An image’s alt text tells search engine crawlers what an image is about, which helps it be found in search. It’ll display inside the image container when an image can’t be found, and it also improves accessibility for people with poor vision using screen readers.

An image title tag, on the other hand, is shown when a user hovers their mouse over the element — kind of like a “pop-up.” It won’t be shown to the user when an image can’t be displayed.

5. URLs

It’s a good idea to include keywords in your URL if they accurately describe the page contents. There’s a huge opportunity to optimize your URLs on every post you publish, as every post lives on its own unique URL.

But beware: Search engines will penalize exact match domains that are keyword stuffed. So if you’re thinking of starting up, think again. Keep it to, and you should be fine.

As always, keep reader-friendliness in mind when you’re creating your URLs. Overall, your URLs should make sense to humans and give them a good sense of where in your website they’ve landed. You should also separate words with hyphens and remove extra words (like “a” and “the”) in the page part of the URL slug.
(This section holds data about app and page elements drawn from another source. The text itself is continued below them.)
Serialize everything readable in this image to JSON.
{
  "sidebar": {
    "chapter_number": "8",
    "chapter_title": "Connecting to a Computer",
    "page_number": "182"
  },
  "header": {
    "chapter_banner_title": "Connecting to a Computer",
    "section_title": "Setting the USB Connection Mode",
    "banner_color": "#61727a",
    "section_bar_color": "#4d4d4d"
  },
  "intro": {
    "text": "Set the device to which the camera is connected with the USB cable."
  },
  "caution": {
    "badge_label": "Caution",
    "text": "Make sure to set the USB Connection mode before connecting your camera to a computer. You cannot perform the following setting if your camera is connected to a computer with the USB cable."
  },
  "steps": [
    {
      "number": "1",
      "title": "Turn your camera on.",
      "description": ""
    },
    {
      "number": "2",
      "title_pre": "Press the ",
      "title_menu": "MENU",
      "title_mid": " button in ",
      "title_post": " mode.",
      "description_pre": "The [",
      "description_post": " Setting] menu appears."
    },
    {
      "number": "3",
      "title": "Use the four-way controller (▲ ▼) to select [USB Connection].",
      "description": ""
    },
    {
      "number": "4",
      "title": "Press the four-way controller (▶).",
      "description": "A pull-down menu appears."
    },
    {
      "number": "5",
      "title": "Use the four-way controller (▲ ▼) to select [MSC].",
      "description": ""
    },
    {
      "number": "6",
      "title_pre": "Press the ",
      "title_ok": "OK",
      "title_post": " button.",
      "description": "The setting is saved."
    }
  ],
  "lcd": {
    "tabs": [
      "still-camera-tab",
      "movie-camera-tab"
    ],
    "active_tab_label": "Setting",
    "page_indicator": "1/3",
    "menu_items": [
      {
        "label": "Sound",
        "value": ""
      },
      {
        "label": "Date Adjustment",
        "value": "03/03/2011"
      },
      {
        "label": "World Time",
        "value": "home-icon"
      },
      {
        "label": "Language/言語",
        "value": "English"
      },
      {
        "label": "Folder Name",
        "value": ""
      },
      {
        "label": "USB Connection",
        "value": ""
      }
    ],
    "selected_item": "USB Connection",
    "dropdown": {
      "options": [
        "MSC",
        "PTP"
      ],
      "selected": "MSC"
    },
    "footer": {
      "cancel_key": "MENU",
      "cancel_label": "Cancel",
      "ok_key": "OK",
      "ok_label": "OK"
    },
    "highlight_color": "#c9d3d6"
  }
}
Focus on creating relevant links within the text. Instead of having “click here” links, try writing out the name of the destination. “Click here” has no search engine value beyond the attached URL, whereas “Abu Dhabi Tech Enterprise Program” is rich with keywords and will improve your search engine rankings as well as the ranking of the page you are linking to. Always use descriptive links by linking keywords—it not only improves search engine optimization, but also adds value to your readers, including those with disabilities or who are using screen readers.